Jennifer Karmon
June 16, 2014

If you live outside New York City -- and very possibly if you live in NYC too -- Bed-Stuy may be best known to you as the rough Brooklyn setting for "Everybody Hates Chris" and Spike Lee's legendary "Do the Right Thing."

But the neighborhood has been "gentrifying," and if you had any lingering doubt about its reversal of fortune, then one of the nerviest flips in Yahoo Homes' memory may finally convince you.

An investor closed his purchase of this Bedford-Stuyvesant brownstone for $1.2 million on Feb. 18.

Three days later, he listed it at $1.85 million, BrickUnderground first reported.

He just sold it for $2.1 million cash -- and BrickUnderground says he actually got an offer for even more, but preferred the local cash buyer. (Click here or on a photo to see a slideshow.)

Click a photo to go to a slideshow.
Click a photo to go to a slideshow.

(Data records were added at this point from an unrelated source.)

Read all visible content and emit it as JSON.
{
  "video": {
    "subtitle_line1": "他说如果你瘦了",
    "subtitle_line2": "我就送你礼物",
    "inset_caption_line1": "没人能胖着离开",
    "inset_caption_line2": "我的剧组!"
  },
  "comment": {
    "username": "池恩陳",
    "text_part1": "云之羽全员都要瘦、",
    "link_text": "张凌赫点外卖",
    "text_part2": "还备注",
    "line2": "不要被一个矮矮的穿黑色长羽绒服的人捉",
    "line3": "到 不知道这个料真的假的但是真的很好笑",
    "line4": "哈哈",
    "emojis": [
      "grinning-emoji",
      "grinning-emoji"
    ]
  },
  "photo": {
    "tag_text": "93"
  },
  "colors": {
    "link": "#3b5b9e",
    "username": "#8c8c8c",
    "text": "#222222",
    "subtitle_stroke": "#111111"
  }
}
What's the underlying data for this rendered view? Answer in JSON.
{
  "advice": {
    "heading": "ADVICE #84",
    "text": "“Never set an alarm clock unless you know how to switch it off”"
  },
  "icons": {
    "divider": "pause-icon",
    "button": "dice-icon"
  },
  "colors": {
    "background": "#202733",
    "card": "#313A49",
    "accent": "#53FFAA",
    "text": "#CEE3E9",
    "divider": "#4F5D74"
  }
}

The listing agent, Ban Leow of Halstead Property, told Yahoo Homes that the investor put about $5,000 into the brownstone, "including two chandeliers." On Leow's advice, the investor also knocked down a Sheetrock wall that had divided the parlor floor -- an improvement that let in more natural light -- Leow said.

"I created so much value, so quickly," the investor, Eric Mann, told the New York Daily News. The work exposed century-old moldings and mahogany panels, the newspaper said.

Plus, before Mann got to the house, "it smelled like a cat," he told the paper.

Bed-Stuy had a terrible reputation 10 to 15 years ago, so much so that "nobody dared" to buy there, Leow told Yahoo Homes. But in today's market, buyers are starting to appreciate its "immense collection of brownstones," "vibrant mix of people" and "community-based neighborhood."

Those who lived in the neighborhood before its fortunes rose "should be paid off for their investment," he said. "My job is just to bring everything up" to its fair level.

Bed-Stuy has "never been a very expensive neighborhood to purchase in," he noted, but as the area improves, block by painstaking block, property values will go up.

In Manhattan, the same brownstone would go for $30 million to $40 million, Leow added.

What do you think? Do you agree with Curbed New York that this is "the most egregious flip in history"?

Click here or on a photo to go to a slideshow of the audaciously flipped Bed-Stuy brownstone.